Yesterday I was holding down the farm because my grandparents were out of town. Once I got home from work I changed clothes, got the bottles ready for the calves, and started the chores. As I hop in our old blue farm truck I looked around and thought how lucky I am to  be living this life! Perfect weather with a clear blue sky. That blue sky is what sparked my  less serious, more random note I realized there is alot of BLUE around, I'm in the blue truck, the bucket with the bottles is blue, my blue Royals T-shirt, and my black & blue bruise from ear tagging a month old calf last week. Yet, then again it was so happy to have the life I have bruises and all.

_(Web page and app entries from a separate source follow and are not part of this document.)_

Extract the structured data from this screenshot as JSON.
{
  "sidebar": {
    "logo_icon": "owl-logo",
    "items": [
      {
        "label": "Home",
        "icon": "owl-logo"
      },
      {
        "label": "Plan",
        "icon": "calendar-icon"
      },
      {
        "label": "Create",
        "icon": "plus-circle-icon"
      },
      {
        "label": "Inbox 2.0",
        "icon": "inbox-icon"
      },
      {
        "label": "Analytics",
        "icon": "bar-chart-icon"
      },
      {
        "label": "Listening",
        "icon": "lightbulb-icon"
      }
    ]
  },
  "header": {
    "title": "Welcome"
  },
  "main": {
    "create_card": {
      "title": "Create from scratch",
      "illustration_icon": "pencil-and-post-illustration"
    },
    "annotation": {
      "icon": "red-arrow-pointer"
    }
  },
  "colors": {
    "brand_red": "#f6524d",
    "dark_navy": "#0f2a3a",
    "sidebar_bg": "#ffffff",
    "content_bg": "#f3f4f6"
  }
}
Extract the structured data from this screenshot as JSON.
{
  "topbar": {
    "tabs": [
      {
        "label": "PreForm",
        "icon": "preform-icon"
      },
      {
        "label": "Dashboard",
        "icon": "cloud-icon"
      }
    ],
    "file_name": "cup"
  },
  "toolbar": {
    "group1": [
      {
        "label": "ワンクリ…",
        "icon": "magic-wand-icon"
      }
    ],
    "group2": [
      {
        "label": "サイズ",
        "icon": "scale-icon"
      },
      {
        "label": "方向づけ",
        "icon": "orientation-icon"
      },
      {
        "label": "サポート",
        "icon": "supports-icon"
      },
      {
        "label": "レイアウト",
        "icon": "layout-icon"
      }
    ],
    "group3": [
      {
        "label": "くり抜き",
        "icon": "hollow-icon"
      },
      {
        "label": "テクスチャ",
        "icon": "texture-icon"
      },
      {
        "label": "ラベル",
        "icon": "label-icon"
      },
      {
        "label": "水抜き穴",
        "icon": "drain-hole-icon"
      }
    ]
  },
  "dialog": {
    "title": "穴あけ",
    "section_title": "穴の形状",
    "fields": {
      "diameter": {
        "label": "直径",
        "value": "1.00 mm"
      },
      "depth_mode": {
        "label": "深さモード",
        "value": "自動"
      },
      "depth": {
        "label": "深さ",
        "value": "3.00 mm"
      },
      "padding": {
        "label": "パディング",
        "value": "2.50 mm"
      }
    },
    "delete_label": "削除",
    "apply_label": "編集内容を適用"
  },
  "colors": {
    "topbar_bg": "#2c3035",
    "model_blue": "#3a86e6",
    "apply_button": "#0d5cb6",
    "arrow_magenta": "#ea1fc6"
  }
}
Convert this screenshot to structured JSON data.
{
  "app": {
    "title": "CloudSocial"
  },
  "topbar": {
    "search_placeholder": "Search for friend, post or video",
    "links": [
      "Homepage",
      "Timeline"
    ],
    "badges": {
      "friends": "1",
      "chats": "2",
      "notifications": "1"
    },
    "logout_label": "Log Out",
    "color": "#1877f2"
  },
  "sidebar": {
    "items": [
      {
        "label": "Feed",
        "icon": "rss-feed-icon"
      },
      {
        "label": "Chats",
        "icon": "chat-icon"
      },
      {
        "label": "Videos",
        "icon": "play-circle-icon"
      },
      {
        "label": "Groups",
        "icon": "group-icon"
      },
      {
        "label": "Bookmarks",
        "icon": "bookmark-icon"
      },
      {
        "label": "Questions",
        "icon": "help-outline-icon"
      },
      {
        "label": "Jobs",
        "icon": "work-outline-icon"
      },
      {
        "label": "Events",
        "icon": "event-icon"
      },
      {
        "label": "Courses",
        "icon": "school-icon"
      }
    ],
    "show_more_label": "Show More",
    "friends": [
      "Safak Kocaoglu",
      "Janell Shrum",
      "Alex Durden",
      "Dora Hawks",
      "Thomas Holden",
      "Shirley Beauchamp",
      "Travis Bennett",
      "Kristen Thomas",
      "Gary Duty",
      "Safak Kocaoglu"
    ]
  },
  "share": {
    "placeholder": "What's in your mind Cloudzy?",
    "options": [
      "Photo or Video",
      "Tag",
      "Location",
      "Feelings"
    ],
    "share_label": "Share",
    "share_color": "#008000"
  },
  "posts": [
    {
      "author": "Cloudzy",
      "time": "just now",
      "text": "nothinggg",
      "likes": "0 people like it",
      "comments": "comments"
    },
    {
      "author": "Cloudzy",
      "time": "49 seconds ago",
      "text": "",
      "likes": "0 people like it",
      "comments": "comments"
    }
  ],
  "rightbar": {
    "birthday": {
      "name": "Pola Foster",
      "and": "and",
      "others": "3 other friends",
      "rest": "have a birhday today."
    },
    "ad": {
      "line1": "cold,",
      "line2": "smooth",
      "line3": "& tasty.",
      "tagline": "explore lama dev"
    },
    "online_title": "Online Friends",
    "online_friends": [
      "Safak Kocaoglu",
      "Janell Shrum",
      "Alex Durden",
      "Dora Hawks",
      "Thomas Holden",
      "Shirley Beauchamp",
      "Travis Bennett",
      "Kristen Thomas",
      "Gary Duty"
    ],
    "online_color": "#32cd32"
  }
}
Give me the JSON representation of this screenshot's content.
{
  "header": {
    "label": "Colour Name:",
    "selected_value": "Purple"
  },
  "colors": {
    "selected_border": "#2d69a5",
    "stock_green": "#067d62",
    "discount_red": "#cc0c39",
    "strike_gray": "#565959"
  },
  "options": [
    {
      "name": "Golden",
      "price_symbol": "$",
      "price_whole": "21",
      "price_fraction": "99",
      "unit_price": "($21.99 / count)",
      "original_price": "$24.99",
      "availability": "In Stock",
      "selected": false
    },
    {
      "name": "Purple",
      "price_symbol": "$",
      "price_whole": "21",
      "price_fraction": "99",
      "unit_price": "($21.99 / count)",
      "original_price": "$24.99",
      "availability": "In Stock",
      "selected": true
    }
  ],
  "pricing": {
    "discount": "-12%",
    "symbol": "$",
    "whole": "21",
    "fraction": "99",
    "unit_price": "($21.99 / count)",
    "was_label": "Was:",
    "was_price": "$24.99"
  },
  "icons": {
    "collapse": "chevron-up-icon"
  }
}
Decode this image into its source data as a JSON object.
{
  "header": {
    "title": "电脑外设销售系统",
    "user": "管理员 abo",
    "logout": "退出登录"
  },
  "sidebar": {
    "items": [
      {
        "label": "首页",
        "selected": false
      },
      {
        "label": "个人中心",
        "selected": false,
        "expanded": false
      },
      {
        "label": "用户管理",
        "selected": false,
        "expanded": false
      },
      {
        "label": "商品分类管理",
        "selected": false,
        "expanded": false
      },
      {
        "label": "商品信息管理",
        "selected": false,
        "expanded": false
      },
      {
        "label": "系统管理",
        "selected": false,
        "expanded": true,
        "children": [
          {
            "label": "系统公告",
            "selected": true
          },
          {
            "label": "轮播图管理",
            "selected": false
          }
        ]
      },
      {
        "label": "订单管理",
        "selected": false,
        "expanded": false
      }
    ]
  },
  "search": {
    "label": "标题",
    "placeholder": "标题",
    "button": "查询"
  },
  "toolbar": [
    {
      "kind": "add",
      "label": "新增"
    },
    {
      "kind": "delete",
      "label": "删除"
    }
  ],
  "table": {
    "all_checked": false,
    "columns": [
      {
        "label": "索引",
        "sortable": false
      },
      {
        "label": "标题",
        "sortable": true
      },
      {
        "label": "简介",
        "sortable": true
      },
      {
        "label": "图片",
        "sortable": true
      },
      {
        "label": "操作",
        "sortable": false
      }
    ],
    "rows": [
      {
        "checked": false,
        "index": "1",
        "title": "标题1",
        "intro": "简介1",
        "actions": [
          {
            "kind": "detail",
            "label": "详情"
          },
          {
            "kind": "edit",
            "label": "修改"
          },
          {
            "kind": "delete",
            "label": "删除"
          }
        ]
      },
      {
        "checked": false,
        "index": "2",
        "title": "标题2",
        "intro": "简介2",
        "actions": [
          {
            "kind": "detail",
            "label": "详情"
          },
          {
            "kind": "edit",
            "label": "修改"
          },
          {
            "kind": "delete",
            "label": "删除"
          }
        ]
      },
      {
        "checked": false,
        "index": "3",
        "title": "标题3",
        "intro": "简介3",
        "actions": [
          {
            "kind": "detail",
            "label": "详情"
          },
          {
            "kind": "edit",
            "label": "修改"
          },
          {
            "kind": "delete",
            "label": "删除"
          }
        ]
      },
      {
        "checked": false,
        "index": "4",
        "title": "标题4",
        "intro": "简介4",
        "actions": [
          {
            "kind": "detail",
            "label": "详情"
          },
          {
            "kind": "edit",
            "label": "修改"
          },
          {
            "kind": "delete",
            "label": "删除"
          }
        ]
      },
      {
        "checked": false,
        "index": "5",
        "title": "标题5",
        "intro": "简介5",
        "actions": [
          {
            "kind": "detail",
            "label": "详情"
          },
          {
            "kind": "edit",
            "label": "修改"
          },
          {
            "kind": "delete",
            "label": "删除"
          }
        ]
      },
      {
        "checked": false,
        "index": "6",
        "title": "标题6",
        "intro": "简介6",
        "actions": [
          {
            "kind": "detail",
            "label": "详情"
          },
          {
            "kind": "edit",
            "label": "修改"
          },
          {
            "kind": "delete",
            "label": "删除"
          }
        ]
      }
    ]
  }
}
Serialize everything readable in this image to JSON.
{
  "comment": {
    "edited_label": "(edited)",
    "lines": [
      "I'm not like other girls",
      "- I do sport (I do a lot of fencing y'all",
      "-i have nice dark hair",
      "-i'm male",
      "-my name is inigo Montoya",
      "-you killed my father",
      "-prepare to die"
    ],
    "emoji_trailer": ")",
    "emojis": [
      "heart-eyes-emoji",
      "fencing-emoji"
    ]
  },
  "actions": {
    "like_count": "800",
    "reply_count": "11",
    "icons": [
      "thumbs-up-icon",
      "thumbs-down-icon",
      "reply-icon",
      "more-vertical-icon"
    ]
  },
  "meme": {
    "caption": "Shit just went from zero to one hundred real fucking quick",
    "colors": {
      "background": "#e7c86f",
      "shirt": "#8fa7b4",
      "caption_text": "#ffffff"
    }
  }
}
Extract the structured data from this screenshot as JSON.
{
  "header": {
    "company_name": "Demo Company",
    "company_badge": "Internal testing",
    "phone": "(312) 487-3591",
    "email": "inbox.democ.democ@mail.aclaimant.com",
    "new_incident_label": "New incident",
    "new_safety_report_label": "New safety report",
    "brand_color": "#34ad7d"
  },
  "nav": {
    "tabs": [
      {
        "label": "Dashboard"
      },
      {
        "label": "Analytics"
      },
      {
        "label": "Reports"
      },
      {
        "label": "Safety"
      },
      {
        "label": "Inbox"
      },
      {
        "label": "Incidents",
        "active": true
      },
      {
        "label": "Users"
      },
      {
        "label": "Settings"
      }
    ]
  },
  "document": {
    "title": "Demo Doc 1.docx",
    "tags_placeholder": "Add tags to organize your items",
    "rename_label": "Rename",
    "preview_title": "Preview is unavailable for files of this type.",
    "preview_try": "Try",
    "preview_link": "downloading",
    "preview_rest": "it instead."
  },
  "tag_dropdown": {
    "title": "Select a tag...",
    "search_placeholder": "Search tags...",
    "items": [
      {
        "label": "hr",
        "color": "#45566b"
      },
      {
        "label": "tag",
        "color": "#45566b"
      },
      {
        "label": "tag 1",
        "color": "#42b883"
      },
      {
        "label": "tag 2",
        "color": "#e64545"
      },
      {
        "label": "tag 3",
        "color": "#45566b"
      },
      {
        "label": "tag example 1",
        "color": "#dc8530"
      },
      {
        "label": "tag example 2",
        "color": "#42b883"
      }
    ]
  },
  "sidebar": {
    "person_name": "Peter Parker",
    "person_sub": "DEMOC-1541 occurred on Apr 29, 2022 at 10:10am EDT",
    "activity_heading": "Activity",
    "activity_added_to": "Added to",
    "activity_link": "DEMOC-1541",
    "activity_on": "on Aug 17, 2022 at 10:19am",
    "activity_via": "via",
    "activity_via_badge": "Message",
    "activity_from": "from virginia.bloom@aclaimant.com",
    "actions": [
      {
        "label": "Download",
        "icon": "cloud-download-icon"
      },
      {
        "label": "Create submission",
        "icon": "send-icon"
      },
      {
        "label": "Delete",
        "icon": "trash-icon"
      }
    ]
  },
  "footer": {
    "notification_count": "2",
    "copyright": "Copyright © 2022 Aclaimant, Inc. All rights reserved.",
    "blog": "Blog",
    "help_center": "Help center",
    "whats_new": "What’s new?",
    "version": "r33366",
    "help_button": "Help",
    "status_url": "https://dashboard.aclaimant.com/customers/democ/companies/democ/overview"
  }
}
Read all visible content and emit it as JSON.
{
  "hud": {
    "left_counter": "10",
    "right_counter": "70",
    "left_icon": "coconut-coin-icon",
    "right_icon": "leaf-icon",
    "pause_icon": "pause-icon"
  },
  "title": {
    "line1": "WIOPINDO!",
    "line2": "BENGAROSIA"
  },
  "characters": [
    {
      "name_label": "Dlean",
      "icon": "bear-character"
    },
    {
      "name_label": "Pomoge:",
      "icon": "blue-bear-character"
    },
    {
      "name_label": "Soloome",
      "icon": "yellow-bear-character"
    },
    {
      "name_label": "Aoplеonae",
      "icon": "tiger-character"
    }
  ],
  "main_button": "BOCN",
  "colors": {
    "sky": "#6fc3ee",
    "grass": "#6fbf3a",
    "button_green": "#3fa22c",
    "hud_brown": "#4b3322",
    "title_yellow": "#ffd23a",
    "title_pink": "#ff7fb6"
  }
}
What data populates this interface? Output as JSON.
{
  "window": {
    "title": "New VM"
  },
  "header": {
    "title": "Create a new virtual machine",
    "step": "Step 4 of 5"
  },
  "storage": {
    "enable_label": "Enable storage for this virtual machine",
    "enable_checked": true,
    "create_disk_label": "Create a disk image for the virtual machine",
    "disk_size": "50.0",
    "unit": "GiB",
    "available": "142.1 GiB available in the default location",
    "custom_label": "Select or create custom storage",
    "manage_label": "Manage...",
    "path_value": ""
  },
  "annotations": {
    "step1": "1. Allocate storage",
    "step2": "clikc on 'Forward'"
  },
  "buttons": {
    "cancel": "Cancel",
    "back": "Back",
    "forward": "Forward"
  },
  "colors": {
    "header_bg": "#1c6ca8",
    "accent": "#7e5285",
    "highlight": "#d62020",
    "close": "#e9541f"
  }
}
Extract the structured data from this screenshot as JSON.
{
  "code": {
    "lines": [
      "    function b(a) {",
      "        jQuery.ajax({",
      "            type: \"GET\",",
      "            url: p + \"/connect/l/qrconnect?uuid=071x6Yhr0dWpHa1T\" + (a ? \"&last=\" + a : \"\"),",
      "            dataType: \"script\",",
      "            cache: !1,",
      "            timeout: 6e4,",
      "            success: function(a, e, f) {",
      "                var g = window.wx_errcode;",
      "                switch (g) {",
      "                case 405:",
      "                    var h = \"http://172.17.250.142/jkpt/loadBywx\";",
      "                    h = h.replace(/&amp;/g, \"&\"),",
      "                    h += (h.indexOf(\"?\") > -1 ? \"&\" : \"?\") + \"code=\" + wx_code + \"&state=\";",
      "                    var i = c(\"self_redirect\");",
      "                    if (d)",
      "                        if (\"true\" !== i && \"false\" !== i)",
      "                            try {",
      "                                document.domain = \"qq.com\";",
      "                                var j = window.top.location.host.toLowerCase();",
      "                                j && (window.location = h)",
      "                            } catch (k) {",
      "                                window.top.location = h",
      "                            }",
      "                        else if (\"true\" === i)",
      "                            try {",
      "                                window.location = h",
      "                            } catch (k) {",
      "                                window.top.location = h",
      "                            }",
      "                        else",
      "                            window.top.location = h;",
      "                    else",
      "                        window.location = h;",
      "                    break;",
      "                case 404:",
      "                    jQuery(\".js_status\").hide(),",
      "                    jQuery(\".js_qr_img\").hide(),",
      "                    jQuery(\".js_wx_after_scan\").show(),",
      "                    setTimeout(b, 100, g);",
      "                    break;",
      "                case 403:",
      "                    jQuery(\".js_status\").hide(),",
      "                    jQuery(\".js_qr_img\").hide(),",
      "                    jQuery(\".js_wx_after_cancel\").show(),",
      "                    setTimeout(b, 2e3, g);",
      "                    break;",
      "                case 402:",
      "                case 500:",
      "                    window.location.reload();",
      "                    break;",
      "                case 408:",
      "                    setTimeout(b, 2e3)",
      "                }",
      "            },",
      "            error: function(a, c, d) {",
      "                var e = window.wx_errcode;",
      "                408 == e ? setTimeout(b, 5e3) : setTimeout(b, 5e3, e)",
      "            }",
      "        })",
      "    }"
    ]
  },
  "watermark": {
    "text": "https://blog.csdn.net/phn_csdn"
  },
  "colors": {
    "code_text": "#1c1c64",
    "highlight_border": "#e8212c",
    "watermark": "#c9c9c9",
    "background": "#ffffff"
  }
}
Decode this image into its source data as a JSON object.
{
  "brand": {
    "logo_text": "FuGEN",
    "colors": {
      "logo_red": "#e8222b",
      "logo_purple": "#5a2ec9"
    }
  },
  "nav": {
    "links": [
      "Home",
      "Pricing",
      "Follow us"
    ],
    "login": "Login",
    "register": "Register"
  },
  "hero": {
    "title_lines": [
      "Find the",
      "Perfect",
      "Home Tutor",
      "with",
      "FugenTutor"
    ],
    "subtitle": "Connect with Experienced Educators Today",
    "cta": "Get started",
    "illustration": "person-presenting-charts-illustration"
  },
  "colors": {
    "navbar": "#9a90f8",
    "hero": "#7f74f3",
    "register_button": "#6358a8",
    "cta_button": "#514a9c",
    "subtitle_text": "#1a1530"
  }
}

As I got to the barn I was greeted by the twins, they have grown quite a bit in the last 2 weeks. Bottle feeding now takes about 5 minutes. Here is picture I took yesterday.
Oh how handy the those red holders are. The bottle just drops in and hooks over the fence. I could do the other chores while they ate. Its always fun to hold the bottle while they eat,  butting you because the bottle is empty  and drooling on you, but today I had quite a bit to get done and didn't have time to stand there. When I came back Ribeye (the female) had butted her bottle loose and was standing next to T-Bone waiting to see if he shared. She is the more feisty of the two.
 Typical woman as most of the guys have told me!

Monday, May 2, 2011

Party Cheeseball

As you prepare and plan for the Kentucky Derby and the watch parties here is a simple and fast appetizer.

1-8oz pkg cream cheese, softened
1 c. finely shredded cheese
1 T. lemon juice
1 T. Worcestershire sauce
1/2 pkg dry ranch dip mix

Mix the above ingredients and roll in 1 cup of chopped pecans. Serve with crackers or fresh veggies.

Sunday, May 1, 2011

May Day!

Happy May Day! What a beautiful day is was. I have had a few people ask me what May Day is and why we celebrate it. After reading and reading it seems that it depends on what country you are from as to the meaning. The first "May Day" was celebrated in Europe and has various meanings. The one I found particularly interesting was the correlation of May Day and agriculture. It seems as though in ancient times agriculture was a focus of many holidays and May 1st was when the planting was usually done so they gave the farm laborers the day off.

So today as I thought of May Day, I doubt that many farmers or ranchers took the day off. Sunday is often called a day of rest, however this afternoon I saw a beautiful site: My grandpa and grandma working side by side in our garden. To me today was a day of growth and hope. To see my grandparents together and with the health to be outside was a blessing. 

One of the traditions in the United States are May Baskets. These baskets are small and usually filled with flowers or treats and left at someone's doorstep. The basket giver would ring the bell and run away. The person receiving the basket would try to catch the fleeing giver. If they caught the person, a kiss was to be exchanged. Living in the country and miles from a neighbor it was usually my house that I left the May Basket at. I look back at these traditions and am so thankful that my family has shared them and helps keep them alive. I am also thankful that my family has raised me on a farm and has instilled the agriculture lifestyle and work ethic that was demonstrated today by both my grandparents.